Internally, as the Village community, we are pretty broad. We meet, and have met in a few different locations for worship on a Sunday morning, we gather together in many different groups, around many different interests throughout the week – we’ve seen and heard about a number of these in recent months in our ‘stories from the Village’ segment. We have a range of ages and ethnicities, skills and hobbies, perspectives and passions all included within our community. So as a diverse, multi-site, wide-ranging community, what does it mean for us to make space for each other around the table, how do we resist the urge to give in to ‘us and them’ type thinking? How do we maintain a posture of hospitality with each other? Of course, questions about our posture of hospitality internally with each other are not the only questions we should be asking! We are a church community that is situated within a local community (actually, a few local communities!) and a large part of our purpose as a church community is to seek the well-being of our local community. What role does hospitality play in that? What does it mean for us to be mindful of those around us, and to invite the contribution of others? What does it look like to be good hosts to those who share our spaces? I think this stuff is already a big part of our culture here, Susan and I can attest to the hospitality of the Village firsthand, from day one we’ve felt received here as part of the community. And that’s not to mention all of those who receive our hospitality in ways like being read to, or by having their toenails trimmed, or having a place to sit and natter with fellow knitters. Nevertheless, I think it’s good to keep coming back to these questions of hospitality and what it looks like in our context.
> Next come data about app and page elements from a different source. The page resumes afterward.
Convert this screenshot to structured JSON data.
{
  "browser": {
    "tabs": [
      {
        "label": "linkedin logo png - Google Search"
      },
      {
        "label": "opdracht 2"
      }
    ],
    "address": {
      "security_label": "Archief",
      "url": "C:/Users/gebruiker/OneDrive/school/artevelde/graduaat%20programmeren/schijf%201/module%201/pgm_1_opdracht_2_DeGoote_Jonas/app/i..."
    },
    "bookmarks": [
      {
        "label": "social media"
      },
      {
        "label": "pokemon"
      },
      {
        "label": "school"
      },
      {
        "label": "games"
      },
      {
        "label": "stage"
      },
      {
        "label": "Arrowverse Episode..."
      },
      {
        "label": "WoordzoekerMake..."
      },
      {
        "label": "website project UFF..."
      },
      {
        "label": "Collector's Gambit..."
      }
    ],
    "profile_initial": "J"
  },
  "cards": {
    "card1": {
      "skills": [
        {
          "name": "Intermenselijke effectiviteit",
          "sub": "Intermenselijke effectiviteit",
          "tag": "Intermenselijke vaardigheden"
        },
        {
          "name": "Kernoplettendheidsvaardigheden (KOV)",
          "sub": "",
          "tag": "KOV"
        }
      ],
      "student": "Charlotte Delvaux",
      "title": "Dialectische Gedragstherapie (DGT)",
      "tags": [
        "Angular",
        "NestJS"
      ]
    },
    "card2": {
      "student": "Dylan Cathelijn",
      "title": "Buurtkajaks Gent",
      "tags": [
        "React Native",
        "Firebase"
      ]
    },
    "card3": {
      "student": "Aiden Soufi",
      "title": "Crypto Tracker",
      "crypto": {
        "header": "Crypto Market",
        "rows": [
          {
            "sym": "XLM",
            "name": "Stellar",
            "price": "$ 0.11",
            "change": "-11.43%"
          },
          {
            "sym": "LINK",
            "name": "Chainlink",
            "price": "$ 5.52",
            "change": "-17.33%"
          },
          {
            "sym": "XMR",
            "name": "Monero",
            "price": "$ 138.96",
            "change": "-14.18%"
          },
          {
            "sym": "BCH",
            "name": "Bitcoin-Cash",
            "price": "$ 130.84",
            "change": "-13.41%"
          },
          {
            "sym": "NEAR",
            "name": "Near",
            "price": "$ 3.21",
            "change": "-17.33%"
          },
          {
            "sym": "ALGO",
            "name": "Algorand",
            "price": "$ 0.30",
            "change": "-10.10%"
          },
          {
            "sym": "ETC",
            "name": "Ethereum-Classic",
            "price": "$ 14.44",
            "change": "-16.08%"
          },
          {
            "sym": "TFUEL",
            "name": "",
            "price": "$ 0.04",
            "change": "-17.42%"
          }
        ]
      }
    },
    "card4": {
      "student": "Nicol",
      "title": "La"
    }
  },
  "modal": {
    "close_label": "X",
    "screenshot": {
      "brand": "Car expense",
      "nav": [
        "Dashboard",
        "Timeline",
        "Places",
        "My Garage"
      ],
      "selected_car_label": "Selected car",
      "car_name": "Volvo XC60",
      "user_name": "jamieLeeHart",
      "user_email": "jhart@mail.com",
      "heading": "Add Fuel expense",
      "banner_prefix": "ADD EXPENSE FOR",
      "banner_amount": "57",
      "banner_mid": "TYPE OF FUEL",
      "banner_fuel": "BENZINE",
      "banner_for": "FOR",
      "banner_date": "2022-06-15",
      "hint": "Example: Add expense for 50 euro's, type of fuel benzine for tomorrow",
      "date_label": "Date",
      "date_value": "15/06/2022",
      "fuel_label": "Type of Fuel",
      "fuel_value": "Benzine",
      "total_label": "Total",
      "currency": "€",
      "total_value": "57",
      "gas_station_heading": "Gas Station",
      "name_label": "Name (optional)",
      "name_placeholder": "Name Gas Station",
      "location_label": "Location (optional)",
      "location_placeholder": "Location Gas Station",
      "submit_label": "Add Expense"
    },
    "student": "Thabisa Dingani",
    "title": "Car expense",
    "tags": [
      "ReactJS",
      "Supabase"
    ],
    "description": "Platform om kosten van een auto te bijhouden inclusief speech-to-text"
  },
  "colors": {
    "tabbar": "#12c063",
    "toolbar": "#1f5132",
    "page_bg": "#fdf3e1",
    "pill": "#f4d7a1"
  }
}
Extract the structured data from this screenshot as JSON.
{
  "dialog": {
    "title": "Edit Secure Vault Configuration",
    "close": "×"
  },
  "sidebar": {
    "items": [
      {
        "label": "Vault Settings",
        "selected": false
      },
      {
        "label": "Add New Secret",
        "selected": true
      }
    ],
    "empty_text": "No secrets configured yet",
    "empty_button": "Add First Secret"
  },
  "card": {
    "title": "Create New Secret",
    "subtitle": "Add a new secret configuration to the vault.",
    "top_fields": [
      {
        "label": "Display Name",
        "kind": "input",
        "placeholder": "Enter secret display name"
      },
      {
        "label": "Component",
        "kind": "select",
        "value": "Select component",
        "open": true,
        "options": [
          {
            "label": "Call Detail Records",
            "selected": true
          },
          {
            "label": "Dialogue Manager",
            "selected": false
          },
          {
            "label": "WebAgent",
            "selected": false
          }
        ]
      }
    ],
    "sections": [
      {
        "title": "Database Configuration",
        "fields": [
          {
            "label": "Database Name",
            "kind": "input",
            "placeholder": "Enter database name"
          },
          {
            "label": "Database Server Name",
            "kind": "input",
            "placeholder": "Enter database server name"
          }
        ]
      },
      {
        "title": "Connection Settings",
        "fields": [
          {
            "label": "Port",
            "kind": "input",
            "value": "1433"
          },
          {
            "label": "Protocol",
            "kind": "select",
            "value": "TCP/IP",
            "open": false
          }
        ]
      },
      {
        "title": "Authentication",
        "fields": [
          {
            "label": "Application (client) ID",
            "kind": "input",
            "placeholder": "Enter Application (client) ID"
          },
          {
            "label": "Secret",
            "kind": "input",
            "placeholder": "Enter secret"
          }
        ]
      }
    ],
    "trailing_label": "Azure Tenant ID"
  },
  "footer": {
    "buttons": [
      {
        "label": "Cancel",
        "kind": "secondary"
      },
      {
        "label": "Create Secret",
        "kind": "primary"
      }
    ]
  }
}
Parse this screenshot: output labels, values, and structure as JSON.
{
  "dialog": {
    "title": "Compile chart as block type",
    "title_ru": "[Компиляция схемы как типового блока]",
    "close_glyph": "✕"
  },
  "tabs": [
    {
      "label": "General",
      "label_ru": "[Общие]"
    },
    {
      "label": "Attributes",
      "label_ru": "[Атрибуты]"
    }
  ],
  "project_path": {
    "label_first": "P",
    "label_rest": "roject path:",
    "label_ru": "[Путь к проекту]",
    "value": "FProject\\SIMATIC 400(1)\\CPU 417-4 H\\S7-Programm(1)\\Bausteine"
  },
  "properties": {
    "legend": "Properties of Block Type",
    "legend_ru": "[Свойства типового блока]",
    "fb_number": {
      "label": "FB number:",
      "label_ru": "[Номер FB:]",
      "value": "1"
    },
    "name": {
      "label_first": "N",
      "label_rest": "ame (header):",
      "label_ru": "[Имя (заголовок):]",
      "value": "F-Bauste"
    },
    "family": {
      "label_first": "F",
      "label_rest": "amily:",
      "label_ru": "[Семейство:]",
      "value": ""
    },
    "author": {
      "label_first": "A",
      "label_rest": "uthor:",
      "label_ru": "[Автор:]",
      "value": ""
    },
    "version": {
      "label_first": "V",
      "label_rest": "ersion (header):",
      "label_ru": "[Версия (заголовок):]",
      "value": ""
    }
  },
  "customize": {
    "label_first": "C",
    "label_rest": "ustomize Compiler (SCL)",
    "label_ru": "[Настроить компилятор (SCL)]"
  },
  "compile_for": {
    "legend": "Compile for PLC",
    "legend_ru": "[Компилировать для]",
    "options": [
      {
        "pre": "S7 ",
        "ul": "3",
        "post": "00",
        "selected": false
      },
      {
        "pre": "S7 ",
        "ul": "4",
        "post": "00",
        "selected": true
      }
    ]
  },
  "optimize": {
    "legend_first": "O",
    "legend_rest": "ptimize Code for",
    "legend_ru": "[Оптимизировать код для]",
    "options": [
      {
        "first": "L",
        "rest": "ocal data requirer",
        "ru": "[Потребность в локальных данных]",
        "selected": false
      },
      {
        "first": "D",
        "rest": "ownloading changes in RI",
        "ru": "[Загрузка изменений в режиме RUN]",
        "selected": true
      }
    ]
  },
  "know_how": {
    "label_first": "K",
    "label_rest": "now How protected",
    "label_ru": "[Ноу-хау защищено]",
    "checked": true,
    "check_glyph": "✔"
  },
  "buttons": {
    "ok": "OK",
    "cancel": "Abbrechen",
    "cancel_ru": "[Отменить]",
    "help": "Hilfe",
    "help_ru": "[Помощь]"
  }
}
I wonder if part of our reflection on what hospitality looks like in our context should centre on our space – our buildings, our gatherings – whose are they? And, for whom do they exist? Is this space ours, and is it for us? It is in some ways, but in other ways, we reap the benefits of these buildings by those who have gone before us – those now gone who have given their time, money, energy, and care. And is this space just for our benefit – to house our worship and meetings? To give us the Village community a home? It is in some ways, but in other ways, it’s an asset of the wider community – a gathering place, a place of relationship, of celebration – where a local school can practise their kapa-haka or those recovering from a brain injury can connect, or where budding artists can receive guidance – a place of hospitality. Maybe we’re more stewards of this space than owners, each of us caretakers for the benefit of others. I want to finish by reading a poem by Margaret Harvey – who will be known to many, particularly those who frequent the creative nest! The poem is entitled “I thought I lived alone – The day when my place became our place” and is about a change in perspective and a posture of hospitality.